This is the east portal, taken in April, 2011. The water, as of May, 2015, was still flowing off the left side ledge. This portal is a little over a half mile from Fremont.
This was the one tunnel on the Clinchfield Railroad’s old Fremont branch, which, starting in 1947, ran from Fremont to Moss #1 mine a little over 14 miles away. The mine shut down in 1989, but this line was used for a couple more years hauling wood chips from an operation at the Moss location.
The latest rail date we saw in this area is 1972, Lackawanna.
As we walked up to this portal four years ago, a kid (may 13-14 years old?) came down the embankment. He was totally togged out in Army fatigues – cap to boots – and was sporting a fake pistol in a proper holster. We all nodded to each other and passed on, but my buddy and I exchanged a puzzled look. Cosplay is everywhere.
Note: a bear “pen” is a place where early settlers trapped bears and killed them for meat.
I finally got back to Dante Yard to take a few pictures of the long-disused turntable. I had to clamber (and believe me, I clambered) up a hillside on the far side of the turntable to try to get the whole thing in frame. I didn’t quite, but I got most of it.
Using a turntable like this saved a lot of time when you needed to get a locomotive (all 100 tons or so of it) turned around.
And the motor that did all the work wasn’t that big:
Look at how rusty the tracks are:
I wonder if it was good to have the title of “the guy who runs the turntable”?
This is over in Unicoi County. He’s pulling empty hoppers, so he’s headed north.
When I was doing the tunnels on the old Clinchfield for this website, I paid close attention to these mile markers, since Goforth has the tunnels noted that way in his book.
These are both early shots of Natural Tunnel, near Duffield (sort of) in Virginia. This first one is an E.C. Kropp (Milwaukee) card. These people are obviously celebrating something. The sign on the red-topped building reads “Natural Tunnel”. There are no power poles visible.

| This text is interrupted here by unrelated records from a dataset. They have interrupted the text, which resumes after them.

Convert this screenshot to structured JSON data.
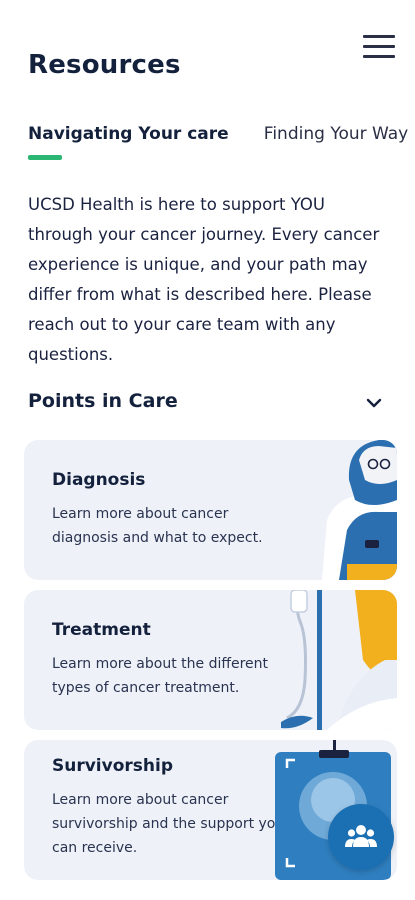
{
  "header": {
    "title": "Resources",
    "menu_icon": "hamburger-menu-icon"
  },
  "tabs": [
    {
      "label": "Navigating Your care",
      "active": true
    },
    {
      "label": "Finding Your Way",
      "active": false
    }
  ],
  "intro_text": "UCSD Health is here to support YOU through your cancer journey. Every cancer experience is unique, and your path may differ from what is described here. Please reach out to your care team with any questions.",
  "section": {
    "title": "Points in Care",
    "icon": "chevron-down-icon"
  },
  "cards": [
    {
      "title": "Diagnosis",
      "description": "Learn more about cancer diagnosis and what to expect."
    },
    {
      "title": "Treatment",
      "description": "Learn more about the different types of cancer treatment."
    },
    {
      "title": "Survivorship",
      "description": "Learn more about cancer survivorship and the support you can receive."
    }
  ],
  "fab": {
    "icon": "people-group-icon"
  },
  "colors": {
    "accent_green": "#2bb673",
    "card_bg": "#eef2f8",
    "primary_blue": "#1b6fb3",
    "title_navy": "#14213d"
  }
}
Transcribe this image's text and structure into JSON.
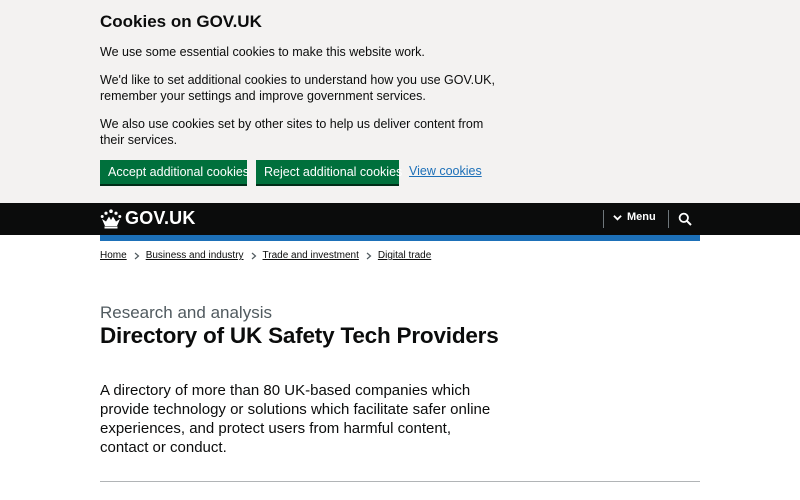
{
  "cookie_banner": {
    "title": "Cookies on GOV.UK",
    "paragraph_1": "We use some essential cookies to make this website work.",
    "paragraph_2": "We'd like to set additional cookies to understand how you use GOV.UK, remember your settings and improve government services.",
    "paragraph_3": "We also use cookies set by other sites to help us deliver content from their services.",
    "accept_label": "Accept additional cookies",
    "reject_label": "Reject additional cookies",
    "view_label": "View cookies"
  },
  "header": {
    "logo_text": "GOV.UK",
    "menu_label": "Menu"
  },
  "breadcrumbs": [
    "Home",
    "Business and industry",
    "Trade and investment",
    "Digital trade"
  ],
  "main": {
    "caption": "Research and analysis",
    "title": "Directory of UK Safety Tech Providers",
    "lead": "A directory of more than 80 UK-based companies which provide technology or solutions which facilitate safer online experiences, and protect users from harmful content, contact or conduct."
  },
  "colors": {
    "banner_bg": "#f3f2f1",
    "button_green": "#00703c",
    "link_blue": "#1d70b8",
    "header_black": "#0b0c0c",
    "header_stripe": "#1d70b8"
  },
  "icons": [
    "crown-icon",
    "chevron-down-icon",
    "search-icon",
    "chevron-right-icon"
  ]
}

I would guess that the original picture (it was in black and white; the color was added at the printing company) dates to the first quarter of the 20th century. Note that the railroad is listed as “C.C. & O”.
This is a somewhat newer card, an Asheville Post Card Company issue. On the back: “The Natural Tunnel, located on U.S. Highway 23, 14 miles west of Gate City, Virginia, in Scott County, is said to be the only Natural Tunnel in the world used by a railroad. Through it the Southern Railroad has hauled many million tons of coal from the rich deposits of Southwest Virginia. (Kodachrome by Robert Suttle)”
Note that there are now power poles through the tunnel.
The information about the important Clinchfield Railroad Nora spur is here.
Here’s what part of it looked like a couple of years ago. This is near Nora and looking south.
I found two dates on the rails in this section: 1926 (Carnegie Steel) and 1949 (Tennessee).
These three are real photo postcards; that is, one-off postcards made by Kodak from negatives sent in by camera owners. The photo of the N&W hopper and the two crew cars can be dated to between 1904 and 1918, as can the shot of the steam locomotive. The one of the crane resetting a CC&O derailment is from the 1918-1930 period. There is no other identifying information on any of these cards. I think they’re fascinating and I snapped them up as soon as I saw them.